◆ PROBLEM TO SOLVE: Say how many lines in the entries below mention "PETMultiBedAC", with no other words.

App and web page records

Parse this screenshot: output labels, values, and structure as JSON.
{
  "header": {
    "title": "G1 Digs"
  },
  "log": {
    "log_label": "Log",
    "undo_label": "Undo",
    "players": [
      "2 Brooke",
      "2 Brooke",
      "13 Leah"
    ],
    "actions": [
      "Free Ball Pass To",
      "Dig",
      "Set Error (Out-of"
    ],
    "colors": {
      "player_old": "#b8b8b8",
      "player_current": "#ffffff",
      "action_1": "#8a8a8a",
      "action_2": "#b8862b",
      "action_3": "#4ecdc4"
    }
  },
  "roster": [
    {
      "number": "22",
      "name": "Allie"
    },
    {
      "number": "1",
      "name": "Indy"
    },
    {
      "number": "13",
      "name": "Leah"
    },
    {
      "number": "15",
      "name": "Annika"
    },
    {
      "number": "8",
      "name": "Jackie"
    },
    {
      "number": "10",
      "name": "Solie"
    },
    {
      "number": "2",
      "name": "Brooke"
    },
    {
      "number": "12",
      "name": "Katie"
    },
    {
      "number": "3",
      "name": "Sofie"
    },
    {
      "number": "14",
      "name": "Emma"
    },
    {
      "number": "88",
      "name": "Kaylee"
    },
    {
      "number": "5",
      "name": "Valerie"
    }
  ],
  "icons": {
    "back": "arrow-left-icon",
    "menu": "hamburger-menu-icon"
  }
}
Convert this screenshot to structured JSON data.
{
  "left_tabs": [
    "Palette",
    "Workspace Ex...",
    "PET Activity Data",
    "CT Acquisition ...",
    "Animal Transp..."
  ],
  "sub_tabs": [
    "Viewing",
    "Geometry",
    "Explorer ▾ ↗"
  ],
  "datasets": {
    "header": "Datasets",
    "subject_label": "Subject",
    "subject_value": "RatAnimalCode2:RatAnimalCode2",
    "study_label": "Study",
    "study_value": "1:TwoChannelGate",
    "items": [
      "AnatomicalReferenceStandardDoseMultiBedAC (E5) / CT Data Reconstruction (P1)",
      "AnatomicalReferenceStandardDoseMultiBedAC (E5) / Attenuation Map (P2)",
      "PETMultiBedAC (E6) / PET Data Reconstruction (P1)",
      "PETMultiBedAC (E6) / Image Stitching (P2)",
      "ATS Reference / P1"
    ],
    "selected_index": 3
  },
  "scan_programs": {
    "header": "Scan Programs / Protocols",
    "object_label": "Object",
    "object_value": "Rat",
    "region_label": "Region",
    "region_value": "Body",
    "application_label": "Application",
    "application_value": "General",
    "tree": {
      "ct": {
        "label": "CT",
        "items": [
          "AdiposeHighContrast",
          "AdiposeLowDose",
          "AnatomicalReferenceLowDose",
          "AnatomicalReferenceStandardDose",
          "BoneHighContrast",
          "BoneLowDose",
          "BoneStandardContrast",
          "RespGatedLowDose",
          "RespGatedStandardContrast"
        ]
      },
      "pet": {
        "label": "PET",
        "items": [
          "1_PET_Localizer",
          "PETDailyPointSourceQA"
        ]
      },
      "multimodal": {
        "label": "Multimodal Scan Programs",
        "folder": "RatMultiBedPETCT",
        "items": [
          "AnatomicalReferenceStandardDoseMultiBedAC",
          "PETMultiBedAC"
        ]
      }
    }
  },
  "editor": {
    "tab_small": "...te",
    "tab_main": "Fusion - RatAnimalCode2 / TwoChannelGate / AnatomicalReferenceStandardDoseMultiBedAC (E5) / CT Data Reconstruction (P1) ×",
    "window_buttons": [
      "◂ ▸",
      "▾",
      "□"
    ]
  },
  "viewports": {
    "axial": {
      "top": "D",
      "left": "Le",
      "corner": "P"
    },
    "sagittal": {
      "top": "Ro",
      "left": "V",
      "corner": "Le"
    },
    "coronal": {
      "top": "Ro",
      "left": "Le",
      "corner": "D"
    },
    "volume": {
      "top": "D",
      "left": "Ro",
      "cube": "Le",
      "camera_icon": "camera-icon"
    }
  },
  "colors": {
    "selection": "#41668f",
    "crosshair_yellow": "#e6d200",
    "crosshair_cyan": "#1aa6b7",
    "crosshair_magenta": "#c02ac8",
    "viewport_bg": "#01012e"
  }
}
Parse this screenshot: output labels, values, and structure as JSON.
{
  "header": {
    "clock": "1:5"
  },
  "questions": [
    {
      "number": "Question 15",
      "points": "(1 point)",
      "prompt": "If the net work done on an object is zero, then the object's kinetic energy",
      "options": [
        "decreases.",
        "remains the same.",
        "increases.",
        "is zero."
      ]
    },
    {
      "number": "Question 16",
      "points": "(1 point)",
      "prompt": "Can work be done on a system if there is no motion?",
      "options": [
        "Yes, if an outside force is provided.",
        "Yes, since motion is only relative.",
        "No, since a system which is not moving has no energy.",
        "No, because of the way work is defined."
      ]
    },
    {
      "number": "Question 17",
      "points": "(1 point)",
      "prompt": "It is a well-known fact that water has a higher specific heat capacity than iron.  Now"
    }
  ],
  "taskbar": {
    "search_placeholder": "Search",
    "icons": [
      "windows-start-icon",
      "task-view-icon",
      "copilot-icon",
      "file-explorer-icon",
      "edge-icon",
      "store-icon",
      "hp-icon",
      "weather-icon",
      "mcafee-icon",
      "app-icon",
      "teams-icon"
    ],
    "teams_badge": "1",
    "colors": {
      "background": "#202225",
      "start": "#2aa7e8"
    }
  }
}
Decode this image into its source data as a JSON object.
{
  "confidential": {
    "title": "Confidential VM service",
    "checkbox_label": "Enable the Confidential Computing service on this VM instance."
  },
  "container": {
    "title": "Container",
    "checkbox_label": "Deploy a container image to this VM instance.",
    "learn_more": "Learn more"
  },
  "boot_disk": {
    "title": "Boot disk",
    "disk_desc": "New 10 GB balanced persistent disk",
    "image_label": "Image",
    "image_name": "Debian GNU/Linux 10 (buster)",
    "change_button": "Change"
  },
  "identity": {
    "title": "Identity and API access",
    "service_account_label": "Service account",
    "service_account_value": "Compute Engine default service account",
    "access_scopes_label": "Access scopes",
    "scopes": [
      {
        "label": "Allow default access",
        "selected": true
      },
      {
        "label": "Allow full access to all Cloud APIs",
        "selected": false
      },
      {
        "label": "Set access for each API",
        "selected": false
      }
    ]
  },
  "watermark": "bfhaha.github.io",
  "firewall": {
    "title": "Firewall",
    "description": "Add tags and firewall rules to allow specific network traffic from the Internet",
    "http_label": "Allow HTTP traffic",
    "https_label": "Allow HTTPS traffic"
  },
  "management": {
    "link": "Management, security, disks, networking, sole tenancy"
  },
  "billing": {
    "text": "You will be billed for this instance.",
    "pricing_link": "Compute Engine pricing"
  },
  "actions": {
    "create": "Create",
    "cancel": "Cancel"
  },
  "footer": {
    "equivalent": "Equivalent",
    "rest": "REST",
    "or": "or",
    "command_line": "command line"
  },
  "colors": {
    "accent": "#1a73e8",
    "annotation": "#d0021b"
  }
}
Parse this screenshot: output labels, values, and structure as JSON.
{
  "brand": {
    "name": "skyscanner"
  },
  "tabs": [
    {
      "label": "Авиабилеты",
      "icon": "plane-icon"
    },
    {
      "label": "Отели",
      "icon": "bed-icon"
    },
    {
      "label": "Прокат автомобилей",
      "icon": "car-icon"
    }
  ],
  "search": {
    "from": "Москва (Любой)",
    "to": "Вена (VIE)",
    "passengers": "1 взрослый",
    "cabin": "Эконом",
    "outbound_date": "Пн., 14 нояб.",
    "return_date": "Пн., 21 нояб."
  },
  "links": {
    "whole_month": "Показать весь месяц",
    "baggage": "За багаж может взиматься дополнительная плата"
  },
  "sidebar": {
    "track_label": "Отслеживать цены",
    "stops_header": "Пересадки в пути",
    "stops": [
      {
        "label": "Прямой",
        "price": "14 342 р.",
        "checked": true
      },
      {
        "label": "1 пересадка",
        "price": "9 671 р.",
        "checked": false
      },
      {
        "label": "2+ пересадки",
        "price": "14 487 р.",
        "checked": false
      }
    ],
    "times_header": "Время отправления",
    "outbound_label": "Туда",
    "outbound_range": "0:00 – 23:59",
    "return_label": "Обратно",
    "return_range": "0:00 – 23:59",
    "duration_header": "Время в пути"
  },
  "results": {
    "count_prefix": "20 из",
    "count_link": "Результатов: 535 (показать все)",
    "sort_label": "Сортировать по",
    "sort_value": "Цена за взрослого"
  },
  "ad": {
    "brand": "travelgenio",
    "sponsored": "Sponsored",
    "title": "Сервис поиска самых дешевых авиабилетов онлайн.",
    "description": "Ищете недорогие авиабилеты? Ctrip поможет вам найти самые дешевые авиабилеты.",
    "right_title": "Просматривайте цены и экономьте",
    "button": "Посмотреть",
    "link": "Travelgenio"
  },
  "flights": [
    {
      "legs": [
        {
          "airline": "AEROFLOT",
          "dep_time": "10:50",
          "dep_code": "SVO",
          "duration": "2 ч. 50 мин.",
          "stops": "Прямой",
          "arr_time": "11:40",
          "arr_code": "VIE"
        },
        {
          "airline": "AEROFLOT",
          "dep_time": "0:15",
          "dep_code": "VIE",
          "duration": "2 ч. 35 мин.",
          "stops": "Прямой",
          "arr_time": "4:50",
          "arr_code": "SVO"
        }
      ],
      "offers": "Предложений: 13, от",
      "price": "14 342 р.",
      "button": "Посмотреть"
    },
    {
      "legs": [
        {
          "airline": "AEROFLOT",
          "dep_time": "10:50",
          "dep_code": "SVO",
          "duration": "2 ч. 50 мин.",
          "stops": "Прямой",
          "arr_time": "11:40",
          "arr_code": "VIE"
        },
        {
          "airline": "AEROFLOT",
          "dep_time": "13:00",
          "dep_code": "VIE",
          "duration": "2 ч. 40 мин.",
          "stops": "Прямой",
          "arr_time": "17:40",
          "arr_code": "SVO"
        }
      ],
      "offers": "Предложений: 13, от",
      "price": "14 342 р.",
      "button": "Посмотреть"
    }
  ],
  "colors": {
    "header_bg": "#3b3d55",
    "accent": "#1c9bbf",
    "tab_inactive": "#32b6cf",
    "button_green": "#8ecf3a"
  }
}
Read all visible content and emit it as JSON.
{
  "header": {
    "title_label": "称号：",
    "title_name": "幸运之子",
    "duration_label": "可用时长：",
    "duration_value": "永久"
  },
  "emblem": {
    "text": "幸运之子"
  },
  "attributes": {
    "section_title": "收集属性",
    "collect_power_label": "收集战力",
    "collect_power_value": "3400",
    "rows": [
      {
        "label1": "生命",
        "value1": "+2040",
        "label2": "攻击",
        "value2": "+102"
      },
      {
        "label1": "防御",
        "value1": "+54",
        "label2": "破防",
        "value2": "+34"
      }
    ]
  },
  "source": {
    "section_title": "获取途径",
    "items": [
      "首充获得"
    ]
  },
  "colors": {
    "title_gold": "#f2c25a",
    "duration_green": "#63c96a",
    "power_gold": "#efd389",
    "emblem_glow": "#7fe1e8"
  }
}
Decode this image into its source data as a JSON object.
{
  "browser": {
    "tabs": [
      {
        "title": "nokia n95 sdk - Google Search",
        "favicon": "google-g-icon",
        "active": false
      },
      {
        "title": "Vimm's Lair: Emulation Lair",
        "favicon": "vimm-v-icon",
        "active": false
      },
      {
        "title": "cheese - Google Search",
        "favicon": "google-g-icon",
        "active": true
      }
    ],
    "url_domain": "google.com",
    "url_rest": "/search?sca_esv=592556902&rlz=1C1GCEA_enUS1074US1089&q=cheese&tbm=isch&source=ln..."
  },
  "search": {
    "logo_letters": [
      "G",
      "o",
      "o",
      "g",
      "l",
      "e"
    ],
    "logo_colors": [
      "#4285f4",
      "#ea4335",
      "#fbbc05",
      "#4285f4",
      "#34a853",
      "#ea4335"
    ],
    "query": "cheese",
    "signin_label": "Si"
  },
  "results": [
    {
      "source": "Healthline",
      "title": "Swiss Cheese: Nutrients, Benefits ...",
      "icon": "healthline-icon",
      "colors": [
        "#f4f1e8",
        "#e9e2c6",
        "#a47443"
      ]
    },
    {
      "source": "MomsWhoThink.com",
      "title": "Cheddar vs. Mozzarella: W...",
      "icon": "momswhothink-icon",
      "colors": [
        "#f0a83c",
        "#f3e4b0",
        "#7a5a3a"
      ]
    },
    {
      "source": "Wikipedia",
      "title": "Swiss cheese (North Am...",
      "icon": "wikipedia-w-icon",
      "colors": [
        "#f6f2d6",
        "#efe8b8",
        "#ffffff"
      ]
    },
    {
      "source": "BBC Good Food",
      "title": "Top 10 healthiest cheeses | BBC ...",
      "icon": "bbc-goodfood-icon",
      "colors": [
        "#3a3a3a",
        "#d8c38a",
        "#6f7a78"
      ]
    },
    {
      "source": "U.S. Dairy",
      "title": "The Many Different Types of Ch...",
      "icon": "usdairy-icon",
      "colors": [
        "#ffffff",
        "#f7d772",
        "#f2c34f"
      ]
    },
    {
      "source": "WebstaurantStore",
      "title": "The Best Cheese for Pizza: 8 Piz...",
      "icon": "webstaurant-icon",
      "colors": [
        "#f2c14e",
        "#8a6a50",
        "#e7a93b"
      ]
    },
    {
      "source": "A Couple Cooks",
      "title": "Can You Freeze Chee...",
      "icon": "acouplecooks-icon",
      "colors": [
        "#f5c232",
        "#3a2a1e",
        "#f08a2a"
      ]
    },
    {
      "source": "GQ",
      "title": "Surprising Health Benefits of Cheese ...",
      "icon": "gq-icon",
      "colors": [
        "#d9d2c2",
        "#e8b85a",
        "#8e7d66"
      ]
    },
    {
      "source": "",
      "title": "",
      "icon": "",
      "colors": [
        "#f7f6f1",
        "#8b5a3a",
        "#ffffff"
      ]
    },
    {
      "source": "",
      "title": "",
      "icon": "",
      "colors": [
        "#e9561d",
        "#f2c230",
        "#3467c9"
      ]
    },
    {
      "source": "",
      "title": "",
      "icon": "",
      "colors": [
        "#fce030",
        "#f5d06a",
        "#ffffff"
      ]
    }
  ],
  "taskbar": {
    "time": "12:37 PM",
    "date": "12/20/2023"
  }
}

◆ WRITTEN ANSWER: 3